(EXERCISE INPUT)
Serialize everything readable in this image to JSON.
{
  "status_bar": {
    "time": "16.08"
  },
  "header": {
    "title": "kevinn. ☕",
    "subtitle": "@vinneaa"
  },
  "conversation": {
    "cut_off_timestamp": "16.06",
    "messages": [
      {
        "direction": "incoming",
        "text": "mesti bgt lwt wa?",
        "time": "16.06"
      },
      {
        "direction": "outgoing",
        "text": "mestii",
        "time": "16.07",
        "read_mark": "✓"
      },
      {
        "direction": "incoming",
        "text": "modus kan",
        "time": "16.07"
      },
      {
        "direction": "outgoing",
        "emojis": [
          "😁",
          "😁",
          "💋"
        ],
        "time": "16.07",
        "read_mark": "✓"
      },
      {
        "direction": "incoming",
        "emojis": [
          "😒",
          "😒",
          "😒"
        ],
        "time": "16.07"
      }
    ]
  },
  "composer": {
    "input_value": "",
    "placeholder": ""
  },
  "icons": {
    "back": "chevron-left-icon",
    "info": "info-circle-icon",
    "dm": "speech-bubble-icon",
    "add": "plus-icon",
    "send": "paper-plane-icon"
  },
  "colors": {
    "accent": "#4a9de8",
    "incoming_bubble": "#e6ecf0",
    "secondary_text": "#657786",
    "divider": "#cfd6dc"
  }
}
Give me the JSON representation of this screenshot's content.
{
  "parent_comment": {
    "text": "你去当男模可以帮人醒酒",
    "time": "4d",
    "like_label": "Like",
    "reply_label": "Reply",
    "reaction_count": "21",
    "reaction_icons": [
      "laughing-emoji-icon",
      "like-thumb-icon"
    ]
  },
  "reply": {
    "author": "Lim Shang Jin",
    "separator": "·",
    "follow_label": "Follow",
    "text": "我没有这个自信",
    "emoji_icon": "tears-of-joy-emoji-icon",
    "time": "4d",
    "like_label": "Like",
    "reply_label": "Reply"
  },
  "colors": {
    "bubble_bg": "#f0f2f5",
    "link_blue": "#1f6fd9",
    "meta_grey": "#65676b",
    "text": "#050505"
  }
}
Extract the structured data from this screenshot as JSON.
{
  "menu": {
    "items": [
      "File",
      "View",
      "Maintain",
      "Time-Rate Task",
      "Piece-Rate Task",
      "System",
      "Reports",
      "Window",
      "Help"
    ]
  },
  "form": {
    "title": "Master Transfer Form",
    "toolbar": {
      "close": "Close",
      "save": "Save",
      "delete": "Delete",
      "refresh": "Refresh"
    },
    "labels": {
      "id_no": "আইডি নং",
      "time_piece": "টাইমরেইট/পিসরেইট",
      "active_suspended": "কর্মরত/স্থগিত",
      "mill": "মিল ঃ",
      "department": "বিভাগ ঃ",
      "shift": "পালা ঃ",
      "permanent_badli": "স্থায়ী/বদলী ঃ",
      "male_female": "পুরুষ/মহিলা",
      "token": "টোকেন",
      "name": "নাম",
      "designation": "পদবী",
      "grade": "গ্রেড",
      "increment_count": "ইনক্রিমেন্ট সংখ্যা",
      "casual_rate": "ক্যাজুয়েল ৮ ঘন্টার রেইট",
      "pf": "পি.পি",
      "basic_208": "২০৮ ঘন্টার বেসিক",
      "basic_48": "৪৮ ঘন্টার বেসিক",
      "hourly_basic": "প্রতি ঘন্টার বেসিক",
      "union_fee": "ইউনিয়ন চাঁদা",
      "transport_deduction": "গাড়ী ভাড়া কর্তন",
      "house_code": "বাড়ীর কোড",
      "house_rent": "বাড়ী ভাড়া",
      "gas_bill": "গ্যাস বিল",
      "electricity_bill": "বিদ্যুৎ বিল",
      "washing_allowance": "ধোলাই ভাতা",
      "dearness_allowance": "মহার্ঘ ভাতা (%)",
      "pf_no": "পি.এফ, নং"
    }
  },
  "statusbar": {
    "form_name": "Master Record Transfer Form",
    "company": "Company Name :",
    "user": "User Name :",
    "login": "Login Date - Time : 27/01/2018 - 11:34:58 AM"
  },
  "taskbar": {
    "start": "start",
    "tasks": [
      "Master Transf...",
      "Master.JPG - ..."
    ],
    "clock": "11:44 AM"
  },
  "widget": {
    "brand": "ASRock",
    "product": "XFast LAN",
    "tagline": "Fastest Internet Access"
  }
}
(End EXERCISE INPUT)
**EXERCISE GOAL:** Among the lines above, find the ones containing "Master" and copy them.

**ANSWER BELOW:**
    "title": "Master Transfer Form",
    "form_name": "Master Record Transfer Form",
      "Master Transf...",
      "Master.JPG - ..."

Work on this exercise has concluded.